**Exercise prompt:** Down to the last line, copy the records below without any change.

(Dataset rows describing interfaces)
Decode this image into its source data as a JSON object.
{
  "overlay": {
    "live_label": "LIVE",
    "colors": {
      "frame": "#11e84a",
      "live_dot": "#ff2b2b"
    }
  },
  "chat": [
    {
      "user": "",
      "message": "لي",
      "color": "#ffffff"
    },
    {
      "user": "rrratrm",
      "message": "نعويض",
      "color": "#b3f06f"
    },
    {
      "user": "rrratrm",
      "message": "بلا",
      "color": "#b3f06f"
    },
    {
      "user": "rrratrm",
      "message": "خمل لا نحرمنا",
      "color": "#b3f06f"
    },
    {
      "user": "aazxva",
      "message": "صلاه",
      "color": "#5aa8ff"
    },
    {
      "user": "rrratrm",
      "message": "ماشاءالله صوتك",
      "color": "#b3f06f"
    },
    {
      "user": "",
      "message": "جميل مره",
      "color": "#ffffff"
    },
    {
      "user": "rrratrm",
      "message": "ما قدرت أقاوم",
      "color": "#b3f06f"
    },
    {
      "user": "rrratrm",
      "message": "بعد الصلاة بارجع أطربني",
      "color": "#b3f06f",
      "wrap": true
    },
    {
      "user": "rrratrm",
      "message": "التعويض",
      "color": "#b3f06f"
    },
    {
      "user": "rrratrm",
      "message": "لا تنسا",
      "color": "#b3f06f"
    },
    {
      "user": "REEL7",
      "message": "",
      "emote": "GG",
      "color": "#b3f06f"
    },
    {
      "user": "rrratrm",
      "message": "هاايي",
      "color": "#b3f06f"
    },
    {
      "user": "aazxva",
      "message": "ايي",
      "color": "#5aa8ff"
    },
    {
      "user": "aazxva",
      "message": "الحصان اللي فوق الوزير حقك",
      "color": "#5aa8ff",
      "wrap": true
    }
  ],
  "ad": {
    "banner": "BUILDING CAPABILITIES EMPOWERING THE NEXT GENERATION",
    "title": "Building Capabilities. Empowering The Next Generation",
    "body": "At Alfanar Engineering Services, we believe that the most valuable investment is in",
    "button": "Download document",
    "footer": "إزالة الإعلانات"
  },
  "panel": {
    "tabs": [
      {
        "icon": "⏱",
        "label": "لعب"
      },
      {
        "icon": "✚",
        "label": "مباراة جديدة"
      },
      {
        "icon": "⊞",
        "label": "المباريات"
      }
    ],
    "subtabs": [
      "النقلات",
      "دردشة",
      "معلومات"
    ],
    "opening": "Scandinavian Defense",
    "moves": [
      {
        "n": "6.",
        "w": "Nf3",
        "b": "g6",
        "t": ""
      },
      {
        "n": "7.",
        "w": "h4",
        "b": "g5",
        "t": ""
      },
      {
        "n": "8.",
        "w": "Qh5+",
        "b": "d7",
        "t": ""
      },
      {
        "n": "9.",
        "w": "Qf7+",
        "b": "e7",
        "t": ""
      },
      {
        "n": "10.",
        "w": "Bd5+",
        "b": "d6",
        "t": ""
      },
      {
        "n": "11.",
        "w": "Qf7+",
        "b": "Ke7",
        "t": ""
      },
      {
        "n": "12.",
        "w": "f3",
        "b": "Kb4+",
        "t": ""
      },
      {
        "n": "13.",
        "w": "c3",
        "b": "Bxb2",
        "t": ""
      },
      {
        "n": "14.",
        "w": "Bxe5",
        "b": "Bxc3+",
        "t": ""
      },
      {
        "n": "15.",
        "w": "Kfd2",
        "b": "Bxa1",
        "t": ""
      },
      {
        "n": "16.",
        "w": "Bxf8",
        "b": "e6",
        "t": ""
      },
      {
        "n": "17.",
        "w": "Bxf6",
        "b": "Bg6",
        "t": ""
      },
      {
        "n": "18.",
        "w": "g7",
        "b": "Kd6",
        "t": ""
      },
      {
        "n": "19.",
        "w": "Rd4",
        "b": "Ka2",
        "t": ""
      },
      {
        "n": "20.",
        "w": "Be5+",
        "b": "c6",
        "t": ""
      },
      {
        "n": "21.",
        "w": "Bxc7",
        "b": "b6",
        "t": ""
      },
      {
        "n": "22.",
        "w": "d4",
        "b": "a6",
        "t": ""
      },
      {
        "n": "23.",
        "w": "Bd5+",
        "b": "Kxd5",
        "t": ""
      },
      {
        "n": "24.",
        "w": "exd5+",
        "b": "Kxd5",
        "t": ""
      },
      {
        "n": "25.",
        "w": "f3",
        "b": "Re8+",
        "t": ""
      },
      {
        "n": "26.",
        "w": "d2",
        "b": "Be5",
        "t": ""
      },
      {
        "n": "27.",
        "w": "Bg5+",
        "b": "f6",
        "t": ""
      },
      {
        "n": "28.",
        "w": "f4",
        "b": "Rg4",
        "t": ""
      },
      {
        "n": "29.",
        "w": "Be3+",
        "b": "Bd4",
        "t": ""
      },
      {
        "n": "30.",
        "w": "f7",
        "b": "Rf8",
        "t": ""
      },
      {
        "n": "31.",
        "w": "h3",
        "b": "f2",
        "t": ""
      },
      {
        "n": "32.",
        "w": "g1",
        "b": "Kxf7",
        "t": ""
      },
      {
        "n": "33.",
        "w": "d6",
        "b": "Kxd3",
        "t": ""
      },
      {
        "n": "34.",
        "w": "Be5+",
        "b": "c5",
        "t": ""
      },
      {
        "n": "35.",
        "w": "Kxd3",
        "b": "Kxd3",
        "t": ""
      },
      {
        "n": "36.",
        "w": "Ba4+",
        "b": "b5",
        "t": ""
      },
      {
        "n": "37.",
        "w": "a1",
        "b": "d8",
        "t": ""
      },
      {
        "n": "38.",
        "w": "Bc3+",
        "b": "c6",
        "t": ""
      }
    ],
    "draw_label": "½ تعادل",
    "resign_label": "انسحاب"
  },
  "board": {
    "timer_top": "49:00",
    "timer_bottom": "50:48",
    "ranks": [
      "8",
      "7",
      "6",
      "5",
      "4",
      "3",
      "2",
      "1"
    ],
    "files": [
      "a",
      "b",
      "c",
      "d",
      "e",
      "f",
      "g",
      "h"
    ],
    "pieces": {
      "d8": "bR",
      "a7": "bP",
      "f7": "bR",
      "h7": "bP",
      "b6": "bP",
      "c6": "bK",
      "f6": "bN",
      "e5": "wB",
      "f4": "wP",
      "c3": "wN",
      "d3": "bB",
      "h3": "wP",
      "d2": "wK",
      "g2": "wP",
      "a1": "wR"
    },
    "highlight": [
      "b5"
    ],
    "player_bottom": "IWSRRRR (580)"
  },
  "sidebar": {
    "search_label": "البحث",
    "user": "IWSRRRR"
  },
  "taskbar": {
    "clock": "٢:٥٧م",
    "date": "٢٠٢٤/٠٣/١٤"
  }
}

**Your solution:**
Decode this image into its source data as a JSON object.
{
  "overlay": {
    "live_label": "LIVE",
    "colors": {
      "frame": "#11e84a",
      "live_dot": "#ff2b2b"
    }
  },
  "chat": [
    {
      "user": "",
      "message": "لي",
      "color": "#ffffff"
    },
    {
      "user": "rrratrm",
      "message": "نعويض",
      "color": "#b3f06f"
    },
    {
      "user": "rrratrm",
      "message": "بلا",
      "color": "#b3f06f"
    },
    {
      "user": "rrratrm",
      "message": "خمل لا نحرمنا",
      "color": "#b3f06f"
    },
    {
      "user": "aazxva",
      "message": "صلاه",
      "color": "#5aa8ff"
    },
    {
      "user": "rrratrm",
      "message": "ماشاءالله صوتك",
      "color": "#b3f06f"
    },
    {
      "user": "",
      "message": "جميل مره",
      "color": "#ffffff"
    },
    {
      "user": "rrratrm",
      "message": "ما قدرت أقاوم",
      "color": "#b3f06f"
    },
    {
      "user": "rrratrm",
      "message": "بعد الصلاة بارجع أطربني",
      "color": "#b3f06f",
      "wrap": true
    },
    {
      "user": "rrratrm",
      "message": "التعويض",
      "color": "#b3f06f"
    },
    {
      "user": "rrratrm",
      "message": "لا تنسا",
      "color": "#b3f06f"
    },
    {
      "user": "REEL7",
      "message": "",
      "emote": "GG",
      "color": "#b3f06f"
    },
    {
      "user": "rrratrm",
      "message": "هاايي",
      "color": "#b3f06f"
    },
    {
      "user": "aazxva",
      "message": "ايي",
      "color": "#5aa8ff"
    },
    {
      "user": "aazxva",
      "message": "الحصان اللي فوق الوزير حقك",
      "color": "#5aa8ff",
      "wrap": true
    }
  ],
  "ad": {
    "banner": "BUILDING CAPABILITIES EMPOWERING THE NEXT GENERATION",
    "title": "Building Capabilities. Empowering The Next Generation",
    "body": "At Alfanar Engineering Services, we believe that the most valuable investment is in",
    "button": "Download document",
    "footer": "إزالة الإعلانات"
  },
  "panel": {
    "tabs": [
      {
        "icon": "⏱",
        "label": "لعب"
      },
      {
        "icon": "✚",
        "label": "مباراة جديدة"
      },
      {
        "icon": "⊞",
        "label": "المباريات"
      }
    ],
    "subtabs": [
      "النقلات",
      "دردشة",
      "معلومات"
    ],
    "opening": "Scandinavian Defense",
    "moves": [
      {
        "n": "6.",
        "w": "Nf3",
        "b": "g6",
        "t": ""
      },
      {
        "n": "7.",
        "w": "h4",
        "b": "g5",
        "t": ""
      },
      {
        "n": "8.",
        "w": "Qh5+",
        "b": "d7",
        "t": ""
      },
      {
        "n": "9.",
        "w": "Qf7+",
        "b": "e7",
        "t": ""
      },
      {
        "n": "10.",
        "w": "Bd5+",
        "b": "d6",
        "t": ""
      },
      {
        "n": "11.",
        "w": "Qf7+",
        "b": "Ke7",
        "t": ""
      },
      {
        "n": "12.",
        "w": "f3",
        "b": "Kb4+",
        "t": ""
      },
      {
        "n": "13.",
        "w": "c3",
        "b": "Bxb2",
        "t": ""
      },
      {
        "n": "14.",
        "w": "Bxe5",
        "b": "Bxc3+",
        "t": ""
      },
      {
        "n": "15.",
        "w": "Kfd2",
        "b": "Bxa1",
        "t": ""
      },
      {
        "n": "16.",
        "w": "Bxf8",
        "b": "e6",
        "t": ""
      },
      {
        "n": "17.",
        "w": "Bxf6",
        "b": "Bg6",
        "t": ""
      },
      {
        "n": "18.",
        "w": "g7",
        "b": "Kd6",
        "t": ""
      },
      {
        "n": "19.",
        "w": "Rd4",
        "b": "Ka2",
        "t": ""
      },
      {
        "n": "20.",
        "w": "Be5+",
        "b": "c6",
        "t": ""
      },
      {
        "n": "21.",
        "w": "Bxc7",
        "b": "b6",
        "t": ""
      },
      {
        "n": "22.",
        "w": "d4",
        "b": "a6",
        "t": ""
      },
      {
        "n": "23.",
        "w": "Bd5+",
        "b": "Kxd5",
        "t": ""
      },
      {
        "n": "24.",
        "w": "exd5+",
        "b": "Kxd5",
        "t": ""
      },
      {
        "n": "25.",
        "w": "f3",
        "b": "Re8+",
        "t": ""
      },
      {
        "n": "26.",
        "w": "d2",
        "b": "Be5",
        "t": ""
      },
      {
        "n": "27.",
        "w": "Bg5+",
        "b": "f6",
        "t": ""
      },
      {
        "n": "28.",
        "w": "f4",
        "b": "Rg4",
        "t": ""
      },
      {
        "n": "29.",
        "w": "Be3+",
        "b": "Bd4",
        "t": ""
      },
      {
        "n": "30.",
        "w": "f7",
        "b": "Rf8",
        "t": ""
      },
      {
        "n": "31.",
        "w": "h3",
        "b": "f2",
        "t": ""
      },
      {
        "n": "32.",
        "w": "g1",
        "b": "Kxf7",
        "t": ""
      },
      {
        "n": "33.",
        "w": "d6",
        "b": "Kxd3",
        "t": ""
      },
      {
        "n": "34.",
        "w": "Be5+",
        "b": "c5",
        "t": ""
      },
      {
        "n": "35.",
        "w": "Kxd3",
        "b": "Kxd3",
        "t": ""
      },
      {
        "n": "36.",
        "w": "Ba4+",
        "b": "b5",
        "t": ""
      },
      {
        "n": "37.",
        "w": "a1",
        "b": "d8",
        "t": ""
      },
      {
        "n": "38.",
        "w": "Bc3+",
        "b": "c6",
        "t": ""
      }
    ],
    "draw_label": "½ تعادل",
    "resign_label": "انسحاب"
  },
  "board": {
    "timer_top": "49:00",
    "timer_bottom": "50:48",
    "ranks": [
      "8",
      "7",
      "6",
      "5",
      "4",
      "3",
      "2",
      "1"
    ],
    "files": [
      "a",
      "b",
      "c",
      "d",
      "e",
      "f",
      "g",
      "h"
    ],
    "pieces": {
      "d8": "bR",
      "a7": "bP",
      "f7": "bR",
      "h7": "bP",
      "b6": "bP",
      "c6": "bK",
      "f6": "bN",
      "e5": "wB",
      "f4": "wP",
      "c3": "wN",
      "d3": "bB",
      "h3": "wP",
      "d2": "wK",
      "g2": "wP",
      "a1": "wR"
    },
    "highlight": [
      "b5"
    ],
    "player_bottom": "IWSRRRR (580)"
  },
  "sidebar": {
    "search_label": "البحث",
    "user": "IWSRRRR"
  },
  "taskbar": {
    "clock": "٢:٥٧م",
    "date": "٢٠٢٤/٠٣/١٤"
  }
}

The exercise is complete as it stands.